WORK INSTRUCTIONS: Go to the line in the entries below that holds "Transcribe this image's" and repeat exactly from there through the line that holds "What's the underlying", inclusive.

[Excerpts from an interface dataset]
<<<<
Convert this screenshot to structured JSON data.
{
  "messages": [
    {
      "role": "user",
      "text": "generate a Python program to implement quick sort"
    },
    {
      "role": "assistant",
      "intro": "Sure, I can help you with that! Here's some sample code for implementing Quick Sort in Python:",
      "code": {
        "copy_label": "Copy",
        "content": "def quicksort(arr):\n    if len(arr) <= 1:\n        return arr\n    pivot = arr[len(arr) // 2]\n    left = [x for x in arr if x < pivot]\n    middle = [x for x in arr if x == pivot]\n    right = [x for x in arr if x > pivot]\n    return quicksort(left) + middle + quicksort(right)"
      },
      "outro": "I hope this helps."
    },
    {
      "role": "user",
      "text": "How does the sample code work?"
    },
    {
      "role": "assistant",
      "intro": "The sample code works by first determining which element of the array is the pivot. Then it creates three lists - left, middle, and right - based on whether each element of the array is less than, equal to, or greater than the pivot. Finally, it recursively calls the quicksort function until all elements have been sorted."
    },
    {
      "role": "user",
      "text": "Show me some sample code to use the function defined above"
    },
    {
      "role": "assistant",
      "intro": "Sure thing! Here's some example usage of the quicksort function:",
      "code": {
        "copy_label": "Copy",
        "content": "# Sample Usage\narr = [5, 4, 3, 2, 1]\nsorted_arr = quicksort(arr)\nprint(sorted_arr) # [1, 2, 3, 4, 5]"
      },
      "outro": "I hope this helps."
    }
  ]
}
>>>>
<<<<
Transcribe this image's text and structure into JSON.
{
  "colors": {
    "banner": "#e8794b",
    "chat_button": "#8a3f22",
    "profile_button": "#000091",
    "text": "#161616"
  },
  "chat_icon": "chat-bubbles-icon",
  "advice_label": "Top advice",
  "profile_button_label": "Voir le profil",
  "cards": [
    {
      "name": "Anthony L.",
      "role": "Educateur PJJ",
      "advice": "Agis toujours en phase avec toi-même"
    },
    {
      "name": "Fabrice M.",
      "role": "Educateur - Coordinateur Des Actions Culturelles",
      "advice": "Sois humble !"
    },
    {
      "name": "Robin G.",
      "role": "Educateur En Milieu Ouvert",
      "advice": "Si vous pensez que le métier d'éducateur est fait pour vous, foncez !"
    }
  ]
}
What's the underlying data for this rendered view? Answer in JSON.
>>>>
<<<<
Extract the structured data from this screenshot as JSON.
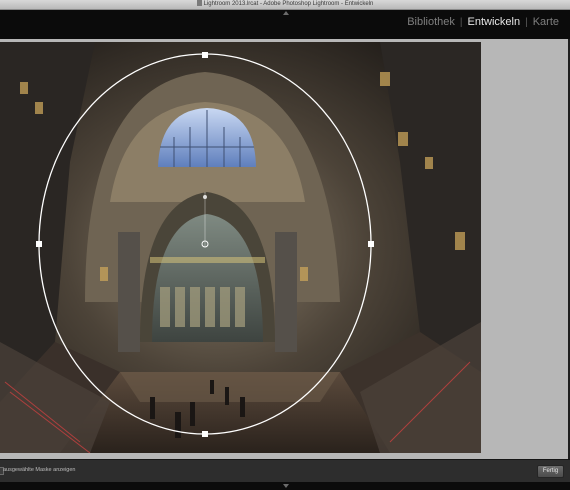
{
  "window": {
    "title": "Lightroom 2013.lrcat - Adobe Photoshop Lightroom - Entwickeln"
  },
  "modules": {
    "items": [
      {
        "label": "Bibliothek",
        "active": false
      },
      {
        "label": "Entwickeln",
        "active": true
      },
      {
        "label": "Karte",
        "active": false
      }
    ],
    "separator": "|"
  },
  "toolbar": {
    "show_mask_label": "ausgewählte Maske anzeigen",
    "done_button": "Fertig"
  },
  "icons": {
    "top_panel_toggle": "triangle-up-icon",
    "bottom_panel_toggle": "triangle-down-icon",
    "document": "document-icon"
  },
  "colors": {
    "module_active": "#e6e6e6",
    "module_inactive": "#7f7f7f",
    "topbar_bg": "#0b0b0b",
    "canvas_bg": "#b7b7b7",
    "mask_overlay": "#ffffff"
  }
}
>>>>
WRITTEN ANSWER:
Transcribe this image's text and structure into JSON.
{
  "colors": {
    "banner": "#e8794b",
    "chat_button": "#8a3f22",
    "profile_button": "#000091",
    "text": "#161616"
  },
  "chat_icon": "chat-bubbles-icon",
  "advice_label": "Top advice",
  "profile_button_label": "Voir le profil",
  "cards": [
    {
      "name": "Anthony L.",
      "role": "Educateur PJJ",
      "advice": "Agis toujours en phase avec toi-même"
    },
    {
      "name": "Fabrice M.",
      "role": "Educateur - Coordinateur Des Actions Culturelles",
      "advice": "Sois humble !"
    },
    {
      "name": "Robin G.",
      "role": "Educateur En Milieu Ouvert",
      "advice": "Si vous pensez que le métier d'éducateur est fait pour vous, foncez !"
    }
  ]
}
What's the underlying data for this rendered view? Answer in JSON.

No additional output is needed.